- _What the task asks_: Retype each entry exactly.

[Opening Material supplied section]

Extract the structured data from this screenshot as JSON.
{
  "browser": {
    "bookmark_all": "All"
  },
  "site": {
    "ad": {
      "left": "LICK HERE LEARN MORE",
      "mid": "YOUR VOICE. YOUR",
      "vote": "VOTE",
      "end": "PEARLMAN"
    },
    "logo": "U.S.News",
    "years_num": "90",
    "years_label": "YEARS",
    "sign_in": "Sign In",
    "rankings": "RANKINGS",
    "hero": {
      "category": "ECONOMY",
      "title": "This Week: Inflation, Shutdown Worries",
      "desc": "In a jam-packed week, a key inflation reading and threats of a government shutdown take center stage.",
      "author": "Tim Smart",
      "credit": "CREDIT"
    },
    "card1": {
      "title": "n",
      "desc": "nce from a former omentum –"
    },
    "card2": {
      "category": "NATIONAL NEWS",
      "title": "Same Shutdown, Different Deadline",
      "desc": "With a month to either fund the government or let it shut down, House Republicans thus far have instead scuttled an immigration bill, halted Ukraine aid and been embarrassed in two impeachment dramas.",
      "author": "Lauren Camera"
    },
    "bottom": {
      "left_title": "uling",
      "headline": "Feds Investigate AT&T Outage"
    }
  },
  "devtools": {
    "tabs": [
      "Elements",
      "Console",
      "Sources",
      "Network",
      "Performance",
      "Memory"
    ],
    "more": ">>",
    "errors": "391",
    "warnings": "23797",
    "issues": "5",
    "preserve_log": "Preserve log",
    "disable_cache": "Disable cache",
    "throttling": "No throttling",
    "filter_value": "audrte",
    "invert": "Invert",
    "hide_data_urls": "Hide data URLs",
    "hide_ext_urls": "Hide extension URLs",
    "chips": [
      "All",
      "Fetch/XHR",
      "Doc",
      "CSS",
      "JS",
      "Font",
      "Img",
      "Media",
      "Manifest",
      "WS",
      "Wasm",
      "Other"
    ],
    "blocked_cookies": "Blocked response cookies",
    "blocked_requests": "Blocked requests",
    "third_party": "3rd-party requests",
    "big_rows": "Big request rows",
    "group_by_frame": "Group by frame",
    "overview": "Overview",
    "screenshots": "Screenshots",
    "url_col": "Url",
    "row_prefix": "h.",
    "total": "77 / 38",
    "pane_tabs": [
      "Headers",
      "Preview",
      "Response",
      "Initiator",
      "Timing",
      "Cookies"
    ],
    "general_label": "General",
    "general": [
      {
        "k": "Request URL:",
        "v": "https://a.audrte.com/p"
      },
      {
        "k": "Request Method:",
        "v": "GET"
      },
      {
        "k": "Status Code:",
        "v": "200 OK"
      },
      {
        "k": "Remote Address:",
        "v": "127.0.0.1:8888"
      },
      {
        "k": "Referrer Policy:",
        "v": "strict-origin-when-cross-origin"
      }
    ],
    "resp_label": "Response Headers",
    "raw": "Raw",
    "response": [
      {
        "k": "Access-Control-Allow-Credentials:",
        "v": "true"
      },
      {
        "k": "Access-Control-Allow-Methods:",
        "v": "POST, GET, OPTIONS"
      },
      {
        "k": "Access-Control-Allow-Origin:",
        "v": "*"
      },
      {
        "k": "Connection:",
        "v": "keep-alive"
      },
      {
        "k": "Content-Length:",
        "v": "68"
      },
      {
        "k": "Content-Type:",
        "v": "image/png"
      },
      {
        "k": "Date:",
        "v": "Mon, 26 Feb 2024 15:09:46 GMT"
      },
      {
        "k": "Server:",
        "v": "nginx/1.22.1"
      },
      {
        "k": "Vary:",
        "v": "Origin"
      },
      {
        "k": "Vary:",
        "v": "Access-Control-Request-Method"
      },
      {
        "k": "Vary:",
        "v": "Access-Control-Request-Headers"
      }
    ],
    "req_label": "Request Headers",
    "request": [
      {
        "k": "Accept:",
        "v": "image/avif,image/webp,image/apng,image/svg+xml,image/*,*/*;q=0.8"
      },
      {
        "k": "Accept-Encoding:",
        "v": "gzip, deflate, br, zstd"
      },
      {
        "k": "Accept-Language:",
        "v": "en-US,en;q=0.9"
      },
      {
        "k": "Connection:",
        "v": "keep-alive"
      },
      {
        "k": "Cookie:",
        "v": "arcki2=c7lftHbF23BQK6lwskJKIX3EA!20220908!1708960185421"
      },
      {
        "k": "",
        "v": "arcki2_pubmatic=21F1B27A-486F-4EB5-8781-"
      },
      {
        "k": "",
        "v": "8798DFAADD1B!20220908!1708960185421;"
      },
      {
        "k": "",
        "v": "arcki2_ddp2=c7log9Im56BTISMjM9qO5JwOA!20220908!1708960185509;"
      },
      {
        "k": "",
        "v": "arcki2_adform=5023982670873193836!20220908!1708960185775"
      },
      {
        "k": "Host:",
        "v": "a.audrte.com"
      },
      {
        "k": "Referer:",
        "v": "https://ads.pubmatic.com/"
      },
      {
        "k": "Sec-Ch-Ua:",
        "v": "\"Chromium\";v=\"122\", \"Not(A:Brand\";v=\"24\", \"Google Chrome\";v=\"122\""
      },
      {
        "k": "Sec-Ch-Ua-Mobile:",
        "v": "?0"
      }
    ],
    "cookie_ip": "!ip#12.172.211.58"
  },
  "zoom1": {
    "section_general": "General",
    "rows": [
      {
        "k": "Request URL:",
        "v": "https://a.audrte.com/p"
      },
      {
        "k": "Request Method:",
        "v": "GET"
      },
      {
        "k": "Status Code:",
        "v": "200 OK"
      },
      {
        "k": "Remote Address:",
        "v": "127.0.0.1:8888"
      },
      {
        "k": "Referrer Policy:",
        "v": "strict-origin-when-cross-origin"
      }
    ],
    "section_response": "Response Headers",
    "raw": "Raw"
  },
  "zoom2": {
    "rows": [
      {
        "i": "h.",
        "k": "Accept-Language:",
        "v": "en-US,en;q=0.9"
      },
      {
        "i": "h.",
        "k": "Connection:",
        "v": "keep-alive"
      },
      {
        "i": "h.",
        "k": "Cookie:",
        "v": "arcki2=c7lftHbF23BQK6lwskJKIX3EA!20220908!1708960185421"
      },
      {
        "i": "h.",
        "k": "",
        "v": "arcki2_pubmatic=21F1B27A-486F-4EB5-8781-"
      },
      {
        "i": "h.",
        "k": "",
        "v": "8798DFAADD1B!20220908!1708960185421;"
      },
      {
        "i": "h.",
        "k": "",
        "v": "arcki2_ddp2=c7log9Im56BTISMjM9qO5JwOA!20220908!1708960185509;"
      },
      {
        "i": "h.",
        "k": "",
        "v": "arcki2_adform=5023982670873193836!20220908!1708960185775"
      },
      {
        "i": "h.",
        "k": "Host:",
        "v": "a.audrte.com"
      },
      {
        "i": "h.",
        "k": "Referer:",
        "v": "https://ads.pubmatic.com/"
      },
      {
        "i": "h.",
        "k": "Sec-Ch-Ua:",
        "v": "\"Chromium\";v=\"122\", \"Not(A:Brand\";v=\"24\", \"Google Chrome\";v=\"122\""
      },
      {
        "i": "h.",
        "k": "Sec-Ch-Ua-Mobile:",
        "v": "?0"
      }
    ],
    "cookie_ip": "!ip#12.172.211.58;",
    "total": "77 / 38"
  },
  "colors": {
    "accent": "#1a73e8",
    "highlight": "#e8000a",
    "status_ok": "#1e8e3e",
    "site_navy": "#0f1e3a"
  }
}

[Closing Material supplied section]

- _Task solution_:
Extract the structured data from this screenshot as JSON.
{
  "browser": {
    "bookmark_all": "All"
  },
  "site": {
    "ad": {
      "left": "LICK HERE LEARN MORE",
      "mid": "YOUR VOICE. YOUR",
      "vote": "VOTE",
      "end": "PEARLMAN"
    },
    "logo": "U.S.News",
    "years_num": "90",
    "years_label": "YEARS",
    "sign_in": "Sign In",
    "rankings": "RANKINGS",
    "hero": {
      "category": "ECONOMY",
      "title": "This Week: Inflation, Shutdown Worries",
      "desc": "In a jam-packed week, a key inflation reading and threats of a government shutdown take center stage.",
      "author": "Tim Smart",
      "credit": "CREDIT"
    },
    "card1": {
      "title": "n",
      "desc": "nce from a former omentum –"
    },
    "card2": {
      "category": "NATIONAL NEWS",
      "title": "Same Shutdown, Different Deadline",
      "desc": "With a month to either fund the government or let it shut down, House Republicans thus far have instead scuttled an immigration bill, halted Ukraine aid and been embarrassed in two impeachment dramas.",
      "author": "Lauren Camera"
    },
    "bottom": {
      "left_title": "uling",
      "headline": "Feds Investigate AT&T Outage"
    }
  },
  "devtools": {
    "tabs": [
      "Elements",
      "Console",
      "Sources",
      "Network",
      "Performance",
      "Memory"
    ],
    "more": ">>",
    "errors": "391",
    "warnings": "23797",
    "issues": "5",
    "preserve_log": "Preserve log",
    "disable_cache": "Disable cache",
    "throttling": "No throttling",
    "filter_value": "audrte",
    "invert": "Invert",
    "hide_data_urls": "Hide data URLs",
    "hide_ext_urls": "Hide extension URLs",
    "chips": [
      "All",
      "Fetch/XHR",
      "Doc",
      "CSS",
      "JS",
      "Font",
      "Img",
      "Media",
      "Manifest",
      "WS",
      "Wasm",
      "Other"
    ],
    "blocked_cookies": "Blocked response cookies",
    "blocked_requests": "Blocked requests",
    "third_party": "3rd-party requests",
    "big_rows": "Big request rows",
    "group_by_frame": "Group by frame",
    "overview": "Overview",
    "screenshots": "Screenshots",
    "url_col": "Url",
    "row_prefix": "h.",
    "total": "77 / 38",
    "pane_tabs": [
      "Headers",
      "Preview",
      "Response",
      "Initiator",
      "Timing",
      "Cookies"
    ],
    "general_label": "General",
    "general": [
      {
        "k": "Request URL:",
        "v": "https://a.audrte.com/p"
      },
      {
        "k": "Request Method:",
        "v": "GET"
      },
      {
        "k": "Status Code:",
        "v": "200 OK"
      },
      {
        "k": "Remote Address:",
        "v": "127.0.0.1:8888"
      },
      {
        "k": "Referrer Policy:",
        "v": "strict-origin-when-cross-origin"
      }
    ],
    "resp_label": "Response Headers",
    "raw": "Raw",
    "response": [
      {
        "k": "Access-Control-Allow-Credentials:",
        "v": "true"
      },
      {
        "k": "Access-Control-Allow-Methods:",
        "v": "POST, GET, OPTIONS"
      },
      {
        "k": "Access-Control-Allow-Origin:",
        "v": "*"
      },
      {
        "k": "Connection:",
        "v": "keep-alive"
      },
      {
        "k": "Content-Length:",
        "v": "68"
      },
      {
        "k": "Content-Type:",
        "v": "image/png"
      },
      {
        "k": "Date:",
        "v": "Mon, 26 Feb 2024 15:09:46 GMT"
      },
      {
        "k": "Server:",
        "v": "nginx/1.22.1"
      },
      {
        "k": "Vary:",
        "v": "Origin"
      },
      {
        "k": "Vary:",
        "v": "Access-Control-Request-Method"
      },
      {
        "k": "Vary:",
        "v": "Access-Control-Request-Headers"
      }
    ],
    "req_label": "Request Headers",
    "request": [
      {
        "k": "Accept:",
        "v": "image/avif,image/webp,image/apng,image/svg+xml,image/*,*/*;q=0.8"
      },
      {
        "k": "Accept-Encoding:",
        "v": "gzip, deflate, br, zstd"
      },
      {
        "k": "Accept-Language:",
        "v": "en-US,en;q=0.9"
      },
      {
        "k": "Connection:",
        "v": "keep-alive"
      },
      {
        "k": "Cookie:",
        "v": "arcki2=c7lftHbF23BQK6lwskJKIX3EA!20220908!1708960185421"
      },
      {
        "k": "",
        "v": "arcki2_pubmatic=21F1B27A-486F-4EB5-8781-"
      },
      {
        "k": "",
        "v": "8798DFAADD1B!20220908!1708960185421;"
      },
      {
        "k": "",
        "v": "arcki2_ddp2=c7log9Im56BTISMjM9qO5JwOA!20220908!1708960185509;"
      },
      {
        "k": "",
        "v": "arcki2_adform=5023982670873193836!20220908!1708960185775"
      },
      {
        "k": "Host:",
        "v": "a.audrte.com"
      },
      {
        "k": "Referer:",
        "v": "https://ads.pubmatic.com/"
      },
      {
        "k": "Sec-Ch-Ua:",
        "v": "\"Chromium\";v=\"122\", \"Not(A:Brand\";v=\"24\", \"Google Chrome\";v=\"122\""
      },
      {
        "k": "Sec-Ch-Ua-Mobile:",
        "v": "?0"
      }
    ],
    "cookie_ip": "!ip#12.172.211.58"
  },
  "zoom1": {
    "section_general": "General",
    "rows": [
      {
        "k": "Request URL:",
        "v": "https://a.audrte.com/p"
      },
      {
        "k": "Request Method:",
        "v": "GET"
      },
      {
        "k": "Status Code:",
        "v": "200 OK"
      },
      {
        "k": "Remote Address:",
        "v": "127.0.0.1:8888"
      },
      {
        "k": "Referrer Policy:",
        "v": "strict-origin-when-cross-origin"
      }
    ],
    "section_response": "Response Headers",
    "raw": "Raw"
  },
  "zoom2": {
    "rows": [
      {
        "i": "h.",
        "k": "Accept-Language:",
        "v": "en-US,en;q=0.9"
      },
      {
        "i": "h.",
        "k": "Connection:",
        "v": "keep-alive"
      },
      {
        "i": "h.",
        "k": "Cookie:",
        "v": "arcki2=c7lftHbF23BQK6lwskJKIX3EA!20220908!1708960185421"
      },
      {
        "i": "h.",
        "k": "",
        "v": "arcki2_pubmatic=21F1B27A-486F-4EB5-8781-"
      },
      {
        "i": "h.",
        "k": "",
        "v": "8798DFAADD1B!20220908!1708960185421;"
      },
      {
        "i": "h.",
        "k": "",
        "v": "arcki2_ddp2=c7log9Im56BTISMjM9qO5JwOA!20220908!1708960185509;"
      },
      {
        "i": "h.",
        "k": "",
        "v": "arcki2_adform=5023982670873193836!20220908!1708960185775"
      },
      {
        "i": "h.",
        "k": "Host:",
        "v": "a.audrte.com"
      },
      {
        "i": "h.",
        "k": "Referer:",
        "v": "https://ads.pubmatic.com/"
      },
      {
        "i": "h.",
        "k": "Sec-Ch-Ua:",
        "v": "\"Chromium\";v=\"122\", \"Not(A:Brand\";v=\"24\", \"Google Chrome\";v=\"122\""
      },
      {
        "i": "h.",
        "k": "Sec-Ch-Ua-Mobile:",
        "v": "?0"
      }
    ],
    "cookie_ip": "!ip#12.172.211.58;",
    "total": "77 / 38"
  },
  "colors": {
    "accent": "#1a73e8",
    "highlight": "#e8000a",
    "status_ok": "#1e8e3e",
    "site_navy": "#0f1e3a"
  }
}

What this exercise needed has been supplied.